WORK ORDER
Retype all of the data without changing a single word.
##### RECORDS SHOWN
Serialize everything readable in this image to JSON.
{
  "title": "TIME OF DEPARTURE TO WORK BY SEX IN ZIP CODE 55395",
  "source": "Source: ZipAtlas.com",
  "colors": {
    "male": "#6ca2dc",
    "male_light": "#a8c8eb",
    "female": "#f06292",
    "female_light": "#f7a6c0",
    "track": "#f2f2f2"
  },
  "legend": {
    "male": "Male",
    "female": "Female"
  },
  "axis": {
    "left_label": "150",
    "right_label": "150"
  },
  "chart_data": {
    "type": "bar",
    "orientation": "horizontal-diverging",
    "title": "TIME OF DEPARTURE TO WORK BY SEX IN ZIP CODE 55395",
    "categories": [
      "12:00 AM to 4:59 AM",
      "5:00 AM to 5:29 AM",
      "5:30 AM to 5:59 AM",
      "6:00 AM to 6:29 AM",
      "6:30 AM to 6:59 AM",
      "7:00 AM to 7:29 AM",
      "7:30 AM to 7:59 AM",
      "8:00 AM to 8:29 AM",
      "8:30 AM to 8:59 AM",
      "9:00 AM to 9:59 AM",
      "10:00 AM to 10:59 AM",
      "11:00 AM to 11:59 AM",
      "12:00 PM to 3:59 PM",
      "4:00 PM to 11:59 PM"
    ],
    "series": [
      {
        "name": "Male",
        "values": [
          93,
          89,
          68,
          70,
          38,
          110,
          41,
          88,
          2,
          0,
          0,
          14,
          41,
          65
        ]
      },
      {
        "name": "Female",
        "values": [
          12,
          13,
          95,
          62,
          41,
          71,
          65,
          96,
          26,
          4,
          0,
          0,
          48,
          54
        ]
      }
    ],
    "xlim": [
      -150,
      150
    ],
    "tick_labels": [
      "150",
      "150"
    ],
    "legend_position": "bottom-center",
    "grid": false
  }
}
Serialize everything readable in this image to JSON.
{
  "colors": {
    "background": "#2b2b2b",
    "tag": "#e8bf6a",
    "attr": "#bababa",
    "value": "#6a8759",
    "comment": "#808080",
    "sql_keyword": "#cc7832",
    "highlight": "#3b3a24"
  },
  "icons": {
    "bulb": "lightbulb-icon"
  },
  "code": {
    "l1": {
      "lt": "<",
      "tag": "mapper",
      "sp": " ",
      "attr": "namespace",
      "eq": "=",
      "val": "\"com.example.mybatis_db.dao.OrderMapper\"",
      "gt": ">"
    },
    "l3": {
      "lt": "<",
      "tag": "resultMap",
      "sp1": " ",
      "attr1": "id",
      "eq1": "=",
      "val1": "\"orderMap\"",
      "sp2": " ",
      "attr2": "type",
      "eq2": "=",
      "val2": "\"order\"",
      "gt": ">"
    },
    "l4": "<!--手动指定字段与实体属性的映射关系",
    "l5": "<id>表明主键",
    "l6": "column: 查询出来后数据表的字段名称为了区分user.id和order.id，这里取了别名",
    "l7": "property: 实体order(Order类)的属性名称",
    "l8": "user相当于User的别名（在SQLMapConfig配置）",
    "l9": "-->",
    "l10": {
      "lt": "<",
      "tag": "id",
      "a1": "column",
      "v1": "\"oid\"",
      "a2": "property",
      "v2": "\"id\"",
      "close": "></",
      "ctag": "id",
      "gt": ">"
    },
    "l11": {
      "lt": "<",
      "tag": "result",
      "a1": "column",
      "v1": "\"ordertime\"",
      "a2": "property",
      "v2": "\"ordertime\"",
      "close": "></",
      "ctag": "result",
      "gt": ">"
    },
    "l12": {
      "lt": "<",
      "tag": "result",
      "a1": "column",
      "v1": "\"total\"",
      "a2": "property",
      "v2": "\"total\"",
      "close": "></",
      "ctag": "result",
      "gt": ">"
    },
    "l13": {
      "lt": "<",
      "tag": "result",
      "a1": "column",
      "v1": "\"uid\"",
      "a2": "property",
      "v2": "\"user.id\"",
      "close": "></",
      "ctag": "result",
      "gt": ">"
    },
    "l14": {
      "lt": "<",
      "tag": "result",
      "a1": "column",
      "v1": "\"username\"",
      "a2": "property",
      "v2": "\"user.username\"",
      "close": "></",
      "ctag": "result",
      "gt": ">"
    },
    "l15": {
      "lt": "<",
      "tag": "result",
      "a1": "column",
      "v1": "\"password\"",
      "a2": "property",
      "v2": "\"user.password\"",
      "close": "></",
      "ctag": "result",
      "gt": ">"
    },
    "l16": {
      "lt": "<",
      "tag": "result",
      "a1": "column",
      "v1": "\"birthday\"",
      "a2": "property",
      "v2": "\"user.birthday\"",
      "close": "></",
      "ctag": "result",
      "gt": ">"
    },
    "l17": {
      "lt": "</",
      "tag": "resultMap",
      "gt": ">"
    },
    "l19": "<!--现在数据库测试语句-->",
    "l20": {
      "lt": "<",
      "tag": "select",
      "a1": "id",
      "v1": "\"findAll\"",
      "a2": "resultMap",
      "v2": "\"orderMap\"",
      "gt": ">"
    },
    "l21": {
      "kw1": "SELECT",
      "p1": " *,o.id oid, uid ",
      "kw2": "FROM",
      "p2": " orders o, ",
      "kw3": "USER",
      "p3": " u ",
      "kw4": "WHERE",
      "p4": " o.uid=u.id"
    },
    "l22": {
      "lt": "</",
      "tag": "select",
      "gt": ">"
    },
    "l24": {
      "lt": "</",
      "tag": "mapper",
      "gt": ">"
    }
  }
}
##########
RESPONSE AREA
Serialize everything readable in this image to JSON.
{
  "title": "TIME OF DEPARTURE TO WORK BY SEX IN ZIP CODE 55395",
  "source": "Source: ZipAtlas.com",
  "colors": {
    "male": "#6ca2dc",
    "male_light": "#a8c8eb",
    "female": "#f06292",
    "female_light": "#f7a6c0",
    "track": "#f2f2f2"
  },
  "legend": {
    "male": "Male",
    "female": "Female"
  },
  "axis": {
    "left_label": "150",
    "right_label": "150"
  },
  "chart_data": {
    "type": "bar",
    "orientation": "horizontal-diverging",
    "title": "TIME OF DEPARTURE TO WORK BY SEX IN ZIP CODE 55395",
    "categories": [
      "12:00 AM to 4:59 AM",
      "5:00 AM to 5:29 AM",
      "5:30 AM to 5:59 AM",
      "6:00 AM to 6:29 AM",
      "6:30 AM to 6:59 AM",
      "7:00 AM to 7:29 AM",
      "7:30 AM to 7:59 AM",
      "8:00 AM to 8:29 AM",
      "8:30 AM to 8:59 AM",
      "9:00 AM to 9:59 AM",
      "10:00 AM to 10:59 AM",
      "11:00 AM to 11:59 AM",
      "12:00 PM to 3:59 PM",
      "4:00 PM to 11:59 PM"
    ],
    "series": [
      {
        "name": "Male",
        "values": [
          93,
          89,
          68,
          70,
          38,
          110,
          41,
          88,
          2,
          0,
          0,
          14,
          41,
          65
        ]
      },
      {
        "name": "Female",
        "values": [
          12,
          13,
          95,
          62,
          41,
          71,
          65,
          96,
          26,
          4,
          0,
          0,
          48,
          54
        ]
      }
    ],
    "xlim": [
      -150,
      150
    ],
    "tick_labels": [
      "150",
      "150"
    ],
    "legend_position": "bottom-center",
    "grid": false
  }
}
Serialize everything readable in this image to JSON.
{
  "colors": {
    "background": "#2b2b2b",
    "tag": "#e8bf6a",
    "attr": "#bababa",
    "value": "#6a8759",
    "comment": "#808080",
    "sql_keyword": "#cc7832",
    "highlight": "#3b3a24"
  },
  "icons": {
    "bulb": "lightbulb-icon"
  },
  "code": {
    "l1": {
      "lt": "<",
      "tag": "mapper",
      "sp": " ",
      "attr": "namespace",
      "eq": "=",
      "val": "\"com.example.mybatis_db.dao.OrderMapper\"",
      "gt": ">"
    },
    "l3": {
      "lt": "<",
      "tag": "resultMap",
      "sp1": " ",
      "attr1": "id",
      "eq1": "=",
      "val1": "\"orderMap\"",
      "sp2": " ",
      "attr2": "type",
      "eq2": "=",
      "val2": "\"order\"",
      "gt": ">"
    },
    "l4": "<!--手动指定字段与实体属性的映射关系",
    "l5": "<id>表明主键",
    "l6": "column: 查询出来后数据表的字段名称为了区分user.id和order.id，这里取了别名",
    "l7": "property: 实体order(Order类)的属性名称",
    "l8": "user相当于User的别名（在SQLMapConfig配置）",
    "l9": "-->",
    "l10": {
      "lt": "<",
      "tag": "id",
      "a1": "column",
      "v1": "\"oid\"",
      "a2": "property",
      "v2": "\"id\"",
      "close": "></",
      "ctag": "id",
      "gt": ">"
    },
    "l11": {
      "lt": "<",
      "tag": "result",
      "a1": "column",
      "v1": "\"ordertime\"",
      "a2": "property",
      "v2": "\"ordertime\"",
      "close": "></",
      "ctag": "result",
      "gt": ">"
    },
    "l12": {
      "lt": "<",
      "tag": "result",
      "a1": "column",
      "v1": "\"total\"",
      "a2": "property",
      "v2": "\"total\"",
      "close": "></",
      "ctag": "result",
      "gt": ">"
    },
    "l13": {
      "lt": "<",
      "tag": "result",
      "a1": "column",
      "v1": "\"uid\"",
      "a2": "property",
      "v2": "\"user.id\"",
      "close": "></",
      "ctag": "result",
      "gt": ">"
    },
    "l14": {
      "lt": "<",
      "tag": "result",
      "a1": "column",
      "v1": "\"username\"",
      "a2": "property",
      "v2": "\"user.username\"",
      "close": "></",
      "ctag": "result",
      "gt": ">"
    },
    "l15": {
      "lt": "<",
      "tag": "result",
      "a1": "column",
      "v1": "\"password\"",
      "a2": "property",
      "v2": "\"user.password\"",
      "close": "></",
      "ctag": "result",
      "gt": ">"
    },
    "l16": {
      "lt": "<",
      "tag": "result",
      "a1": "column",
      "v1": "\"birthday\"",
      "a2": "property",
      "v2": "\"user.birthday\"",
      "close": "></",
      "ctag": "result",
      "gt": ">"
    },
    "l17": {
      "lt": "</",
      "tag": "resultMap",
      "gt": ">"
    },
    "l19": "<!--现在数据库测试语句-->",
    "l20": {
      "lt": "<",
      "tag": "select",
      "a1": "id",
      "v1": "\"findAll\"",
      "a2": "resultMap",
      "v2": "\"orderMap\"",
      "gt": ">"
    },
    "l21": {
      "kw1": "SELECT",
      "p1": " *,o.id oid, uid ",
      "kw2": "FROM",
      "p2": " orders o, ",
      "kw3": "USER",
      "p3": " u ",
      "kw4": "WHERE",
      "p4": " o.uid=u.id"
    },
    "l22": {
      "lt": "</",
      "tag": "select",
      "gt": ">"
    },
    "l24": {
      "lt": "</",
      "tag": "mapper",
      "gt": ">"
    }
  }
}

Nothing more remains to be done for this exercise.